(Data records Opens)
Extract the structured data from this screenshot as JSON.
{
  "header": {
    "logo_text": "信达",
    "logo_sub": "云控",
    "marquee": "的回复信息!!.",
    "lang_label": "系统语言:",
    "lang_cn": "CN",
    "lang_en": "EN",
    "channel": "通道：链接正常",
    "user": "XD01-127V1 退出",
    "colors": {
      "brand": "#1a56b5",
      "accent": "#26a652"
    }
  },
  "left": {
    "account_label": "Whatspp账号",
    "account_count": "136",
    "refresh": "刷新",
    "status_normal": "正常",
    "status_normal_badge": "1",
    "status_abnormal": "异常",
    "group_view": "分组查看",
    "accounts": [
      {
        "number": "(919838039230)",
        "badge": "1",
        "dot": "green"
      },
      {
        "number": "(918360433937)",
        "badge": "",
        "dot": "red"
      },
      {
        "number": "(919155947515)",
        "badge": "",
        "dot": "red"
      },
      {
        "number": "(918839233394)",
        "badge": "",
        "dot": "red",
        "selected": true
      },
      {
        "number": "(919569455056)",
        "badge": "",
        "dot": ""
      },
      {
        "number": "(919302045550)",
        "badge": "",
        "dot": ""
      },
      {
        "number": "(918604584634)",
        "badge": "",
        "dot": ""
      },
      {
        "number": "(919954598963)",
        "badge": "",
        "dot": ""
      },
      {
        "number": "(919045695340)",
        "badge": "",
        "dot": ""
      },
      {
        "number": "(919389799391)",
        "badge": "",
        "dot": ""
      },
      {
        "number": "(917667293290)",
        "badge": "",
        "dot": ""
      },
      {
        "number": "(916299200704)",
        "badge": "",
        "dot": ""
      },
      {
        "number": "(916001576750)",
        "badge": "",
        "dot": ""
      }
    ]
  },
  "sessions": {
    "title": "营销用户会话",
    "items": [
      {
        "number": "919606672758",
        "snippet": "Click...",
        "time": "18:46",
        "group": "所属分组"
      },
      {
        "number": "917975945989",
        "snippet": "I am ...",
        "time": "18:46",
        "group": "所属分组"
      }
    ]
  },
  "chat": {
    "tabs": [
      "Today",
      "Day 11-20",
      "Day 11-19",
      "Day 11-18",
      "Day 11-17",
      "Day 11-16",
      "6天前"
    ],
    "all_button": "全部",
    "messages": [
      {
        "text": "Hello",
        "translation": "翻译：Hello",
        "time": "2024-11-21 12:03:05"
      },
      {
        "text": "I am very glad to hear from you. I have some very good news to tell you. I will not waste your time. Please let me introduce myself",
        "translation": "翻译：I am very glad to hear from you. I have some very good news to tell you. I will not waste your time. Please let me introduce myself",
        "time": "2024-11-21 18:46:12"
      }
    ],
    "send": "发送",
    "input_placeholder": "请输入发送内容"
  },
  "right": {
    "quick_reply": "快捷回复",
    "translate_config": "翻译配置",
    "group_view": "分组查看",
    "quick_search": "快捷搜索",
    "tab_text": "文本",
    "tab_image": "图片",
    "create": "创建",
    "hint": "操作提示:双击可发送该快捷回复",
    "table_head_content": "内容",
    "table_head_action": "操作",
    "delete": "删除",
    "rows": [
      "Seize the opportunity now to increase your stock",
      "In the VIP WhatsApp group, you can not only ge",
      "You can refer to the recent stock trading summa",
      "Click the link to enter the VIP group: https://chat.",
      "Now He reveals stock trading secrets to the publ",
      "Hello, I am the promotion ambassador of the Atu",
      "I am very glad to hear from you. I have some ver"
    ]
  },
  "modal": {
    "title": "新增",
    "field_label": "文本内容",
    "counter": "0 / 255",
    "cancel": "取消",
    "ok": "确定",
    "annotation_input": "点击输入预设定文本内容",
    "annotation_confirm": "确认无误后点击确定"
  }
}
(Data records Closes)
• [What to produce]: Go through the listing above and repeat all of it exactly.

• [Solution]:
Extract the structured data from this screenshot as JSON.
{
  "header": {
    "logo_text": "信达",
    "logo_sub": "云控",
    "marquee": "的回复信息!!.",
    "lang_label": "系统语言:",
    "lang_cn": "CN",
    "lang_en": "EN",
    "channel": "通道：链接正常",
    "user": "XD01-127V1 退出",
    "colors": {
      "brand": "#1a56b5",
      "accent": "#26a652"
    }
  },
  "left": {
    "account_label": "Whatspp账号",
    "account_count": "136",
    "refresh": "刷新",
    "status_normal": "正常",
    "status_normal_badge": "1",
    "status_abnormal": "异常",
    "group_view": "分组查看",
    "accounts": [
      {
        "number": "(919838039230)",
        "badge": "1",
        "dot": "green"
      },
      {
        "number": "(918360433937)",
        "badge": "",
        "dot": "red"
      },
      {
        "number": "(919155947515)",
        "badge": "",
        "dot": "red"
      },
      {
        "number": "(918839233394)",
        "badge": "",
        "dot": "red",
        "selected": true
      },
      {
        "number": "(919569455056)",
        "badge": "",
        "dot": ""
      },
      {
        "number": "(919302045550)",
        "badge": "",
        "dot": ""
      },
      {
        "number": "(918604584634)",
        "badge": "",
        "dot": ""
      },
      {
        "number": "(919954598963)",
        "badge": "",
        "dot": ""
      },
      {
        "number": "(919045695340)",
        "badge": "",
        "dot": ""
      },
      {
        "number": "(919389799391)",
        "badge": "",
        "dot": ""
      },
      {
        "number": "(917667293290)",
        "badge": "",
        "dot": ""
      },
      {
        "number": "(916299200704)",
        "badge": "",
        "dot": ""
      },
      {
        "number": "(916001576750)",
        "badge": "",
        "dot": ""
      }
    ]
  },
  "sessions": {
    "title": "营销用户会话",
    "items": [
      {
        "number": "919606672758",
        "snippet": "Click...",
        "time": "18:46",
        "group": "所属分组"
      },
      {
        "number": "917975945989",
        "snippet": "I am ...",
        "time": "18:46",
        "group": "所属分组"
      }
    ]
  },
  "chat": {
    "tabs": [
      "Today",
      "Day 11-20",
      "Day 11-19",
      "Day 11-18",
      "Day 11-17",
      "Day 11-16",
      "6天前"
    ],
    "all_button": "全部",
    "messages": [
      {
        "text": "Hello",
        "translation": "翻译：Hello",
        "time": "2024-11-21 12:03:05"
      },
      {
        "text": "I am very glad to hear from you. I have some very good news to tell you. I will not waste your time. Please let me introduce myself",
        "translation": "翻译：I am very glad to hear from you. I have some very good news to tell you. I will not waste your time. Please let me introduce myself",
        "time": "2024-11-21 18:46:12"
      }
    ],
    "send": "发送",
    "input_placeholder": "请输入发送内容"
  },
  "right": {
    "quick_reply": "快捷回复",
    "translate_config": "翻译配置",
    "group_view": "分组查看",
    "quick_search": "快捷搜索",
    "tab_text": "文本",
    "tab_image": "图片",
    "create": "创建",
    "hint": "操作提示:双击可发送该快捷回复",
    "table_head_content": "内容",
    "table_head_action": "操作",
    "delete": "删除",
    "rows": [
      "Seize the opportunity now to increase your stock",
      "In the VIP WhatsApp group, you can not only ge",
      "You can refer to the recent stock trading summa",
      "Click the link to enter the VIP group: https://chat.",
      "Now He reveals stock trading secrets to the publ",
      "Hello, I am the promotion ambassador of the Atu",
      "I am very glad to hear from you. I have some ver"
    ]
  },
  "modal": {
    "title": "新增",
    "field_label": "文本内容",
    "counter": "0 / 255",
    "cancel": "取消",
    "ok": "确定",
    "annotation_input": "点击输入预设定文本内容",
    "annotation_confirm": "确认无误后点击确定"
  }
}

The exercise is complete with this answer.